Copyright © 2013

Disclaimer.  This article is not intended to provide nor should it be relied upon for legal and financial advice. Readers should not rely solely on the information contained herein, as it does not purport to be comprehensive or render specific advice.  Readers should consult with an attorney regarding local real estate laws and customs as they vary by state and jurisdiction.  Using this article without permission is a violation of copyright laws.

Mortgage workout or workover?

by Dan Krell

Earlier in December, a new mortgage relief program was announced as the Bush-Paulson Mortgage Plan. The plan, although not yet approved nor agreed to by all parties involved, is intended to help those home owners who have sub-prime mortgages with interest rates that will adjust significantly higher. Proposed details, as revealed in a December 5th, 2007 Financial Times article, include a five year interest rate freeze for sub-prime adjustable rate mortgages that were dated between 2005-2007 and whose rates are to increase between 2008-2010. Lender participation will be voluntary. Additional borrower qualifications include having less than three percent equity in their home, not being more than sixty days behind on their mortgage payment, as well as demonstrating an inability to afford any mortgage increase (

Many Wall Street investors have criticized any workout plan as excessive government intervention in a market that is already correcting itself. Some in the industry have described such intervention as delaying the inevitable for those in foreclosure, explaining that many home owners who can not afford a rate increase now would possibly not be able to afford a delayed (five year) rate increase. Other critics include self described “responsible“ home owners who feel they work hard to maintain their credit and pay their mortgage timely; they claim that any government intervention to help those in foreclosure sends the wrong message.

Others, including Presidential candidates, have criticized the President for not doing enough to help those home owners already in foreclosure. For example, Senator Hillary Clinton (as posted on her website criticized President Bush’s plan and proposed an alternative plan that includes immediate foreclosure moratoriums and across the board rate freezes. Although well intentioned, many proposed alternatives also have market and socio-economic consequences.

Unfortunately, many home owners who are facing foreclosure don’t know that a workout plan (know as a “loan modification”) may already be possible with their present lender. Of course the home owner must request it. Additionally, the proposed workout must make sense and the home owner must demonstrate a need as well as the ability to afford the modified payments. In many cases, lenders would rather work with financially troubled borrowers than foreclose; the foreclosure process is costly – for both the lender as well as the borrower.
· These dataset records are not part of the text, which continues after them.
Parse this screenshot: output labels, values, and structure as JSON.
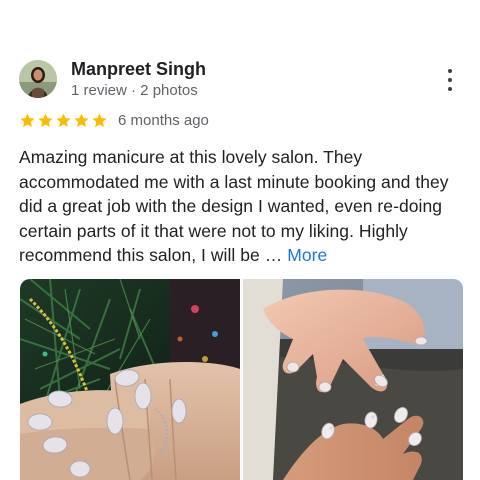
{
  "reviewer": {
    "name": "Manpreet Singh",
    "meta": "1 review · 2 photos"
  },
  "rating": {
    "stars": 5,
    "max": 5,
    "date": "6 months ago",
    "star_color": "#fbbc04"
  },
  "review": {
    "text": "Amazing manicure at this lovely salon. They accommodated me with a last minute booking and they did a great job with the design I wanted, even re-doing certain parts of it that were not to my liking. Highly recommend this salon, I will be …",
    "more_label": "More",
    "link_color": "#1a73e8"
  },
  "menu": {
    "icon": "more-vert-icon"
  },
  "photos": [
    {
      "subject": "manicured hands near christmas tree"
    },
    {
      "subject": "manicured hands on table"
    }
  ]
}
The key to initiating a workout plan is for the home owner to communicate with their lender. Among the many reasons why home owners facing foreclosure do not communicate with their lender include lack of information of their options, misinformed of their options, and psychological stress (including apathy and feelings of hopelessness). The latter being the most prevalent because of the psycho-social complexity, which include the events that brought the home owner to their present financial problem as well as the time and effort involved in attempting to resolve any mortgage issues.

In an effort to assist home owners who are presently facing or at risk for foreclosure, Treasury Secretary Paulson and Housing Secretary Jackson created the Hope Now Alliance as a step in President Bush’s initiative to help American families keep their home. The Hope Now Alliance was created to facilitate communication between borrowers, lenders and housing counselors. For more information on loan work outs you can visit or

This article is not intended to provide nor should it be relied upon for legal and financial advice. This article was originally published in the Montgomery County Sentinel the week of December 24, 2007. Copyright © 2007 Dan Krell.